Action item:
Below are records; copy every line in them that holds the word "heart".

Information given:
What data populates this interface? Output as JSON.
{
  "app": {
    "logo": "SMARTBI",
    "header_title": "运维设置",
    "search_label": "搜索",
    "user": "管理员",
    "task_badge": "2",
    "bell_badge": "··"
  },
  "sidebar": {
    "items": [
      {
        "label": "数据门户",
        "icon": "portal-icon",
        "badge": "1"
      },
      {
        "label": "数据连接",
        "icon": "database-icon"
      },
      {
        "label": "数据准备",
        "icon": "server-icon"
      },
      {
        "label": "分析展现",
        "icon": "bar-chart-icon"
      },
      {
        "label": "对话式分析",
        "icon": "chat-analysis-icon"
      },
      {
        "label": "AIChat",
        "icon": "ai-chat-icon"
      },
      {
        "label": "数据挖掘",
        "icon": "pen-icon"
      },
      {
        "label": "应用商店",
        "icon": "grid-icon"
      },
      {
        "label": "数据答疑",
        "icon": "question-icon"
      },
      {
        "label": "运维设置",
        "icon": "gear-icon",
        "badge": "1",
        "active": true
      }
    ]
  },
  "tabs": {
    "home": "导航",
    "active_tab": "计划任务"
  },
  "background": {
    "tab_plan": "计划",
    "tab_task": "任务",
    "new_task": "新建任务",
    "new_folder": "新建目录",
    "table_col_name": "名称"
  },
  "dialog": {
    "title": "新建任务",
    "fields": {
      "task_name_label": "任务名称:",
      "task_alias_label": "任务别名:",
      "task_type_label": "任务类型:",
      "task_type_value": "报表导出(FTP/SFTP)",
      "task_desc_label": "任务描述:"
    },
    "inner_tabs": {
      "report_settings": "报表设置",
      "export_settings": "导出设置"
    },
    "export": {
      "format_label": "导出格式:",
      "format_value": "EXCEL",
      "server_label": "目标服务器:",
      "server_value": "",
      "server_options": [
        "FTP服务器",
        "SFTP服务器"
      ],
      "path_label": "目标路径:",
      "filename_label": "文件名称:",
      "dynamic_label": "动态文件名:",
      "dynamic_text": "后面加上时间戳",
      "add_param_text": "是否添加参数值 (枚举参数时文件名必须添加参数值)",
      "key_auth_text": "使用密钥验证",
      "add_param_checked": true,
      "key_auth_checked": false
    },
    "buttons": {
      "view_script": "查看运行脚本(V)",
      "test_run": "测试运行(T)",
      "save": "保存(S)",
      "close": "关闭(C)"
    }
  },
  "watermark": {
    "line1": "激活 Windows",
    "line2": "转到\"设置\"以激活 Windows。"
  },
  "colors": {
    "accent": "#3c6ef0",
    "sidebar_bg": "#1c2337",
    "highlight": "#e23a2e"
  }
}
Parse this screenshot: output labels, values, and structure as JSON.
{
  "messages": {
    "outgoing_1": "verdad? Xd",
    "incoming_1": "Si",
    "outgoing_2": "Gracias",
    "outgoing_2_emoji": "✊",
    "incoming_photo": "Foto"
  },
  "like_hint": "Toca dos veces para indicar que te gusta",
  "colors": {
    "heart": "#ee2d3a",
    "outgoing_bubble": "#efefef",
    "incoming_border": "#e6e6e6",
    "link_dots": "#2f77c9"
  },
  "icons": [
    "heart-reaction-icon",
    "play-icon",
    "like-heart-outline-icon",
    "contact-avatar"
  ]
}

Answer section:
    "heart": "#ee2d3a",
    "heart-reaction-icon",
    "like-heart-outline-icon",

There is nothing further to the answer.